Few industries are as in touch with nature as utilities, and ITC is no exception; environmental excellence has always been one of the transmission utility’s driving principles. This ethic begins in the utility’s workplace and extends to building, operating and maintaining grid systems, as well. From the start of the Marshall-Blackstone project, protection of the environment, particularly the wetlands, was crucial.
Preventing soil erosion and controlling sedimentation was one of the most important components of the build. The permit for this work involved best management practices to ensure construction would not negatively disrupt the hydrology, or the movement of water on the ground, and would not put a great deal of sediment into surface waters. In the era in which the original line was constructed, projects like this often would result in a great deal of sediment and silt going into streams and lakes. It was considered to be the price of progress. Today, ITC and other utilities devote valuable time and immense effort to ensuring the environment surrounding these project sites is protected.
Protecting workers also is of paramount importance on construction projects.
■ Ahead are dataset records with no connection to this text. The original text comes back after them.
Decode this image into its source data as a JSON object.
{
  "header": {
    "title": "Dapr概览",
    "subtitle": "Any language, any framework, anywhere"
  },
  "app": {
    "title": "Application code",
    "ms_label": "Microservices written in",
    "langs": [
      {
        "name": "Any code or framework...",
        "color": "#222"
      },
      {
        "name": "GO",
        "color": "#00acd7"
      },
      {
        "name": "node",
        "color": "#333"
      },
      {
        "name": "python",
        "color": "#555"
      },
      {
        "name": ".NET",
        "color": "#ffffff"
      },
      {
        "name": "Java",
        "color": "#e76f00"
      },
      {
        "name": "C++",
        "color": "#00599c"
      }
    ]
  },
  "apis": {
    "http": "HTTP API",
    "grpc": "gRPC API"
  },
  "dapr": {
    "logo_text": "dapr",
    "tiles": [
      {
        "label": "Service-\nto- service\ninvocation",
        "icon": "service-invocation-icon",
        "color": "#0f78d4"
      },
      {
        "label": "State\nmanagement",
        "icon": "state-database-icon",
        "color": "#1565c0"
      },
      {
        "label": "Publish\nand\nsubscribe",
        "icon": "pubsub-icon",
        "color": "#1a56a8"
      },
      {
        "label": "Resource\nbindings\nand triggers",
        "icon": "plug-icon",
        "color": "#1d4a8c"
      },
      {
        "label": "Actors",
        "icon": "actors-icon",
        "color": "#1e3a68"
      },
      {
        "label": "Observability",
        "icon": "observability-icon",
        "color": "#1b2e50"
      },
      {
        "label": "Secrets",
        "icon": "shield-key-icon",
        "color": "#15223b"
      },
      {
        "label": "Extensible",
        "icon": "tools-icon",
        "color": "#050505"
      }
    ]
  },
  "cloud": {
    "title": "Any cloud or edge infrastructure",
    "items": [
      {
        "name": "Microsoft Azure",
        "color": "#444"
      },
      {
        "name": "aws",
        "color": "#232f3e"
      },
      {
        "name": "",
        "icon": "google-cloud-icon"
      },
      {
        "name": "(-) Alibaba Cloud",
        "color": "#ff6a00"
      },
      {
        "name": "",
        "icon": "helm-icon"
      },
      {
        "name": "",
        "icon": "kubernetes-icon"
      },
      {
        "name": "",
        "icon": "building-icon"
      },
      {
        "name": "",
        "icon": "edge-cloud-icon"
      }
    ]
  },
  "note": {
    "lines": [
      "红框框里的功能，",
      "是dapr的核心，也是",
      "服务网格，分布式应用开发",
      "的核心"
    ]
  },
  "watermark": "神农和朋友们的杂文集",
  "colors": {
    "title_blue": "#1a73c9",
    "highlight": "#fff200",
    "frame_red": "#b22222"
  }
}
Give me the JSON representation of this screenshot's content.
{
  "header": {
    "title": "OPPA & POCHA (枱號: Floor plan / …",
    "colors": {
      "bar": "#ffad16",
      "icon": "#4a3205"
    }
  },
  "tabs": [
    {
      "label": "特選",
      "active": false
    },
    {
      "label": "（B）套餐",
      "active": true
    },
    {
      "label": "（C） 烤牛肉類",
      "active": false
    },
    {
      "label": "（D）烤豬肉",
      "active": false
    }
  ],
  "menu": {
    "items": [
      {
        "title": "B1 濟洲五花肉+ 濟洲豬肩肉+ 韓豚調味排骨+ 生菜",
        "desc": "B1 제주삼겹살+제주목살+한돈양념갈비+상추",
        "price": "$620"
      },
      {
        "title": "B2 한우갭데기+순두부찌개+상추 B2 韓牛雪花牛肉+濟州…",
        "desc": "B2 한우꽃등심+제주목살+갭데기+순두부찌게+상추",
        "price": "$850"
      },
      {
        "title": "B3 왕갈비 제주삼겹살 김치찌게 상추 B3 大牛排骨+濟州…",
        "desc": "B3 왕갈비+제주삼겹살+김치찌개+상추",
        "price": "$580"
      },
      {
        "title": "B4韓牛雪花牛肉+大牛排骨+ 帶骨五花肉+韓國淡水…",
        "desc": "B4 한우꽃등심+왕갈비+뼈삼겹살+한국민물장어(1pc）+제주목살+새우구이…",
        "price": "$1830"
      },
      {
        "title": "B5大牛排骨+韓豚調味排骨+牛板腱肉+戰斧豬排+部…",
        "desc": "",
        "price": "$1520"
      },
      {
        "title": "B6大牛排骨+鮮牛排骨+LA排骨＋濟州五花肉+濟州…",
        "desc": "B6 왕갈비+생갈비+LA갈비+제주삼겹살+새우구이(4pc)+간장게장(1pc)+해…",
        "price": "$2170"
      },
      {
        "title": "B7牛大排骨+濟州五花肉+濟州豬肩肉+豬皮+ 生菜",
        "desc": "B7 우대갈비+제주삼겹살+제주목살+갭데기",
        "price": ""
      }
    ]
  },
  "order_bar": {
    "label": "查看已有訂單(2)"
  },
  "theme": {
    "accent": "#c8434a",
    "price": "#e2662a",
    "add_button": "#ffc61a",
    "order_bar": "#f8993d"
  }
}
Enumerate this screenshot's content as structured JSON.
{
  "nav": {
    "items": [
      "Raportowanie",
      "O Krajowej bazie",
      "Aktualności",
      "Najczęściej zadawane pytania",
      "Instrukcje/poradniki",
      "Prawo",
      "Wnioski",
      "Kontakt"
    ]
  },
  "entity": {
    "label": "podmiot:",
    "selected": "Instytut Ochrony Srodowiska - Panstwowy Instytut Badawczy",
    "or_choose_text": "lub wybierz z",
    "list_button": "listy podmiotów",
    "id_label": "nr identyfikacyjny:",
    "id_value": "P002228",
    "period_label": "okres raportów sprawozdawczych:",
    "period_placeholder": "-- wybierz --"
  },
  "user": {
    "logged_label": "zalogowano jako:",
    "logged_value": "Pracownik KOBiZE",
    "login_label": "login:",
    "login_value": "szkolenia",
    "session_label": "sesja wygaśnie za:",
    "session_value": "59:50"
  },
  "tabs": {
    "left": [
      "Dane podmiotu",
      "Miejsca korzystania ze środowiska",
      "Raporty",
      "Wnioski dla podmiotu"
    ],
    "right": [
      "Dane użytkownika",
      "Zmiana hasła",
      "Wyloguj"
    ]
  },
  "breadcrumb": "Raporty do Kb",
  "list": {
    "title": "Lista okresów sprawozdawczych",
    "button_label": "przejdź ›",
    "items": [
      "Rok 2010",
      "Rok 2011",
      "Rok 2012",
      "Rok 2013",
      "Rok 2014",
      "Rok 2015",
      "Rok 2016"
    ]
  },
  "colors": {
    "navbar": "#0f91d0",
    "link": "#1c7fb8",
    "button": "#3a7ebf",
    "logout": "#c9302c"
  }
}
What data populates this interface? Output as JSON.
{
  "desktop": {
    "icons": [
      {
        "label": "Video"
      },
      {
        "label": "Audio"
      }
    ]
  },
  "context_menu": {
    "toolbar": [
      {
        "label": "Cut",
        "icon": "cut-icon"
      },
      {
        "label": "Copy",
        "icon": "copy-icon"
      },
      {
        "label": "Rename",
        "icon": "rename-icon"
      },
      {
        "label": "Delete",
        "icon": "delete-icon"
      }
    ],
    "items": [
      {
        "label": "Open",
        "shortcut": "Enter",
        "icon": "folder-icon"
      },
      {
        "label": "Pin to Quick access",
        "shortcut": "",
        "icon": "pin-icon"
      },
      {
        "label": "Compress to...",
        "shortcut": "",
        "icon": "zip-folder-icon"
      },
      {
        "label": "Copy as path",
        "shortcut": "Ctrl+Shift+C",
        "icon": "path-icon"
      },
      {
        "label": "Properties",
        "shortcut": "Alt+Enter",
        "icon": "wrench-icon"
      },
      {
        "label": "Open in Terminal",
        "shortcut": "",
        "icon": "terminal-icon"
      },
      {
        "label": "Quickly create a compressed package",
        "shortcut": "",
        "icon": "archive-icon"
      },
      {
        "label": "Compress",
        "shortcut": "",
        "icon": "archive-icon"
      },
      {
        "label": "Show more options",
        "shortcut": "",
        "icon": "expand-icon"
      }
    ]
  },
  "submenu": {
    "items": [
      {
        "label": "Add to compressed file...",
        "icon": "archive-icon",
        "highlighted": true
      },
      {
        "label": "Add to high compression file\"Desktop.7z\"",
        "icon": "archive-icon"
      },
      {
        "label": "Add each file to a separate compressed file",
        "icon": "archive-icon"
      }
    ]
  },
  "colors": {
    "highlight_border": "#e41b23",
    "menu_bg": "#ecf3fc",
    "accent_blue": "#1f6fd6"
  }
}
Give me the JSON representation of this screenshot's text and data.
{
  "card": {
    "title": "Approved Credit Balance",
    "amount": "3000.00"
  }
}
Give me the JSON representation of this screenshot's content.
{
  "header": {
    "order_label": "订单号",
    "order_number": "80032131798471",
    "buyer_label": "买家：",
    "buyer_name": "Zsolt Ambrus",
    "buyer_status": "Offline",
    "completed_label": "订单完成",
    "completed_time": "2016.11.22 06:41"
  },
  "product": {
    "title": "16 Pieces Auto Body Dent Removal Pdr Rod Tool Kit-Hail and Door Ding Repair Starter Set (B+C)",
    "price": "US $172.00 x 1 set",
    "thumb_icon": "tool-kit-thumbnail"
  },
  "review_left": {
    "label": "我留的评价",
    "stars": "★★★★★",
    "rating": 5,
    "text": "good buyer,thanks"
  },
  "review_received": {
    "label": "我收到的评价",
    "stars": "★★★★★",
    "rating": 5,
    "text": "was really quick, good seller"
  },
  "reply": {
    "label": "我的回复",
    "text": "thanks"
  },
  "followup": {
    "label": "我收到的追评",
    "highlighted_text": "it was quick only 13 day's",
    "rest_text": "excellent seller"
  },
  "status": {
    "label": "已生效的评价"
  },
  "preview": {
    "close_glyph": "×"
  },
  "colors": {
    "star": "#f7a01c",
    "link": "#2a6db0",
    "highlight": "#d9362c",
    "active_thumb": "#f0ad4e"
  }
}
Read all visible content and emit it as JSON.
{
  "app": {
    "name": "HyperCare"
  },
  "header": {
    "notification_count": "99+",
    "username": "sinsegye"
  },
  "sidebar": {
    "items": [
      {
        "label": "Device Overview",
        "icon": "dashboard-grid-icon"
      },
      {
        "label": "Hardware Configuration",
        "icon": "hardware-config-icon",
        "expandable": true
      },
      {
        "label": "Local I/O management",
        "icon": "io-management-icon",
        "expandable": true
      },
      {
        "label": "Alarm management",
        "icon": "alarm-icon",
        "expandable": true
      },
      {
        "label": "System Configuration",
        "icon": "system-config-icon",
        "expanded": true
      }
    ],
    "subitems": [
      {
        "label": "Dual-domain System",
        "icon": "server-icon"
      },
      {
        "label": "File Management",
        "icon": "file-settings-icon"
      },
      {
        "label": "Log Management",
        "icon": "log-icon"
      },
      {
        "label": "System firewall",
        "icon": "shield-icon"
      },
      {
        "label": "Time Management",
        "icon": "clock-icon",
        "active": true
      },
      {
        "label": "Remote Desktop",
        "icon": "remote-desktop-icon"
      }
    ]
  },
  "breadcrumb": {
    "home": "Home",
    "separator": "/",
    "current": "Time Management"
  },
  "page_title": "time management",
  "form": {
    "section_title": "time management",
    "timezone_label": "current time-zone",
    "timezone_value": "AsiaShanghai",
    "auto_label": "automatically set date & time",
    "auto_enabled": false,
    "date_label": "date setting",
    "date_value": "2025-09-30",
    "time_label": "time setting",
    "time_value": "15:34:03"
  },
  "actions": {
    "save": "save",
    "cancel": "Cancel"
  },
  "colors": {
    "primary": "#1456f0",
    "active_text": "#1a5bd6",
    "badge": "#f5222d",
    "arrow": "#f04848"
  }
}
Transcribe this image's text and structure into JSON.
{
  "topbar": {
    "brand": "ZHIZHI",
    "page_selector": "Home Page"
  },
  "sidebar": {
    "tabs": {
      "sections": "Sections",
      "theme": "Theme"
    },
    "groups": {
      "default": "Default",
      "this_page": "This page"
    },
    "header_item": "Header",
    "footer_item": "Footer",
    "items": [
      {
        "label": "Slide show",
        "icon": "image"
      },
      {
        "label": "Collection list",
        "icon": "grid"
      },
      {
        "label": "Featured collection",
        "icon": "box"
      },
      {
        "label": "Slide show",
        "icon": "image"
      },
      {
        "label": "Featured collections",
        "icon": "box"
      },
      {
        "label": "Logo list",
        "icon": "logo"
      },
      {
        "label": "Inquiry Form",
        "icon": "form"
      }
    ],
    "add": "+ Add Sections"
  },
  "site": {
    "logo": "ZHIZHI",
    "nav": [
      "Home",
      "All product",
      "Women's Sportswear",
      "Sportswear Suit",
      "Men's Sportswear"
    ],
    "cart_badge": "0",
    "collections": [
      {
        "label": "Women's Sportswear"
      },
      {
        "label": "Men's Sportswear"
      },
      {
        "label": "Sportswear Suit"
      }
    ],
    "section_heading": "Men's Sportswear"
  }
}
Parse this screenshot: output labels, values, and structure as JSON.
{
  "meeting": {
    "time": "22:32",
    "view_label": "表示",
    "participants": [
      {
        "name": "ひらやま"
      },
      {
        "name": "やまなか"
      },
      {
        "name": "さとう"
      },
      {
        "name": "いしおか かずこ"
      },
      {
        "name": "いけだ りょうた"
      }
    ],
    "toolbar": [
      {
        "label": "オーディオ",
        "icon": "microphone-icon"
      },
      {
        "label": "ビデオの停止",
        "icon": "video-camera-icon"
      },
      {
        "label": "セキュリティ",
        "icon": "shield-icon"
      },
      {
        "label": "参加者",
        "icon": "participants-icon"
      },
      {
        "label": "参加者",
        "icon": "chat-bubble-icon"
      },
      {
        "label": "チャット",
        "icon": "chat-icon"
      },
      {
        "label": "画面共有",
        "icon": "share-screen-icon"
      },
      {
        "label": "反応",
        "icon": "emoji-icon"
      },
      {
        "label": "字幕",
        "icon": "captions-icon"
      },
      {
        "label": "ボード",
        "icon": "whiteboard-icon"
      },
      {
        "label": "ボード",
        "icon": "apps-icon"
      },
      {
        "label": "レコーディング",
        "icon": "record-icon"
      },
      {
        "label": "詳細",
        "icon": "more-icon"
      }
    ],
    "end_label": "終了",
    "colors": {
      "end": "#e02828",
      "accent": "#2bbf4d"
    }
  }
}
At its peak, the Marshall-Blackstone project had 50 experienced construction workers on-site to build the 34-mile line and install about 140 miles (230 km) of conductor. ITC’s construction partner on the project was M.J. Electric, a construction management company under the Quanta Services banner.
M.J. Electric shared ITC’s emphasis of safety on the Marshall-Blackstone project, starting every morning on-site with a reminder of safety protocols as well as extensive stretching exercises to ensure the workers were limber and ready for the day’s physical work. As a leader in field safety, ITC was proud to report there were no serious injuries on this challenging project.
Ultimately, the Marshall-Blackstone project was highly successful and a rewarding example of the power of extensive planning, teamwork, environmental protection and worker safety. As a result, the charming city of Marshall is more than adequately powered for decades to come. The community also benefited by the positive economic impact of the rebuild, with the crew spending money at local hotels, restaurants, stores, laundromats and more over the course of two years.
Where Marshall had one and a half power feeds before, there are now three feeds. It really gives the community a lot of confidence in the reliability of the ITC system that power will keep flowing into the city. Not only do residents and surrounding areas benefit from rebuilds like this, but they also have enabled ITC to improve the performance of its three interconnected transmission systems steadily since being acquired in 2003. Through 2016, the utility has reduced the average number of outages by 40% at ITC Transmission, 20% at Michigan Electric Transmission Co. and 49% at ITC Midwest. These vitally important measures of reliability are at the core of ITC’s operational excellence across a wide footprint. That resilience begins and ends with lines like Marshall-Blackstone. ♦
Bob Schultz is a senior project manager with degrees in engineering and business administration from the University of Michigan. He is a member of IEEE and has led industrial project teams since the mid-1980s.
Hasib Bhuiyan is a senior design engineer with a degree in civil engineering from the University of Wisconsin. He has worked in the utility industry with a focus on transmission line design for nearly 18 years.